With rapid developments in 3D printing, it is not surprising to see a installation that utilizes 3d printing to create concrete molds. A recent project project by XtreeE, from France, is an organic truss-style support structure cast from ductal concrete. This framework support is part of the entrance to a preschool in Provence.
The project was designed by Marc Dalibard, XtreeE was the brainchild behind the concrete column process. The finished pieces are13 ft tall and match the concrete of the preschool building. To create the structure, XtreeE programmed an industrial robot arm to extrude a special mixture of concrete to form the “envelope,” or mold, of the organic structure. This printed layer functions as the outer and inner mold components. The hollow envelope was then filled with LafargeHolcim ductal concrete and filled to remove the appearance of each printed layer, creating a smooth surface that calls to mind the twisted roots of a tree.
The structure was printed in segments at the XtreeE studio and then assembled on site. The printing process alone took over 15 hours–however, once the print program is written, it could in theory be used to produce a large number of identical concrete supports with less human labor than traditional methods. After the final geometry was designed by topological optimization, it was divided in four elements for prefabrication. XtreeE’s team then generated the tool-paths and 3D-printed the envelope.
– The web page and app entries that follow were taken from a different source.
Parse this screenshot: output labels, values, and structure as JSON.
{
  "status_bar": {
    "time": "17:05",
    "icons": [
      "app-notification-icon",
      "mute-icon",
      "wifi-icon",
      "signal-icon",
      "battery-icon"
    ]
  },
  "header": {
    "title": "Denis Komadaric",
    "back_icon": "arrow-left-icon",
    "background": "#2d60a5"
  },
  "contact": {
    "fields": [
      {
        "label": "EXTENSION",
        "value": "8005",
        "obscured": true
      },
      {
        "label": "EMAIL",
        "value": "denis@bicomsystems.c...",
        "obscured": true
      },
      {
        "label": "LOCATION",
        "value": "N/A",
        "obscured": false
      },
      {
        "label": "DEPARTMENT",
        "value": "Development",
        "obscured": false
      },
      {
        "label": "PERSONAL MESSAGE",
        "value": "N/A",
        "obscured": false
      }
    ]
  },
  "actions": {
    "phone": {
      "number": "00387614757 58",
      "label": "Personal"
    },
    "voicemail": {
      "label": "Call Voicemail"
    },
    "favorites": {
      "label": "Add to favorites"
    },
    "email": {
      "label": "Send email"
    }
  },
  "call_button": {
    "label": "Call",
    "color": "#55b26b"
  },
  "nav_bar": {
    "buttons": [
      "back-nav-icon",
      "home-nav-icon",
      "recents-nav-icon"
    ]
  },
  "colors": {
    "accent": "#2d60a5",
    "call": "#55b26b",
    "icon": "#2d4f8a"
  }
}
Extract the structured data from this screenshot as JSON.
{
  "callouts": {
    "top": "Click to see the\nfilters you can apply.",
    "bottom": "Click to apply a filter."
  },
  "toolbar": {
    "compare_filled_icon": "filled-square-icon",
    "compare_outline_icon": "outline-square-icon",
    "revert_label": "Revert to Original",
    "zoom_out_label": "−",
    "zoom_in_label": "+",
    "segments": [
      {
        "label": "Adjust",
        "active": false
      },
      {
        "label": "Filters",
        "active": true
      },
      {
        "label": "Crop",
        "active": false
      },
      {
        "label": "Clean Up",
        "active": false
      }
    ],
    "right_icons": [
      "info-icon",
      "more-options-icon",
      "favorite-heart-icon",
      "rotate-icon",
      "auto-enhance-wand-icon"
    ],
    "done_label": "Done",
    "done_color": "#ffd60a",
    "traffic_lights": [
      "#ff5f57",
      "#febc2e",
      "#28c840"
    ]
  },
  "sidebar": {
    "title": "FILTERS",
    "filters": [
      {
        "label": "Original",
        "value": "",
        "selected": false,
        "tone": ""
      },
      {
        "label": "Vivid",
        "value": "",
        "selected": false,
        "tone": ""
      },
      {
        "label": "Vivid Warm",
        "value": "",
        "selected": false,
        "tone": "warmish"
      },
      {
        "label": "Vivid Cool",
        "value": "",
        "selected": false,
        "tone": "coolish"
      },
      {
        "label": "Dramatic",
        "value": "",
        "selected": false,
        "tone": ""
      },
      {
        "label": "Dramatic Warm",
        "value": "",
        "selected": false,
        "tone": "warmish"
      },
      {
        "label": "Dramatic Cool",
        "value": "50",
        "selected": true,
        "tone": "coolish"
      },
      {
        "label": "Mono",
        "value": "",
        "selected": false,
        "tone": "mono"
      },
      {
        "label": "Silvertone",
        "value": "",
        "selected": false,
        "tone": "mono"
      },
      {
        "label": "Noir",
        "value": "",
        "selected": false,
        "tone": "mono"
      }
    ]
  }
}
Concrete was then poured into the envelope and the elements of the post were assembled. The post was then installed on site and patched to remove the 3d printed mold tooling lines. The final step was to polish out the 3d tree branches, which left a smooth, natural looking finish.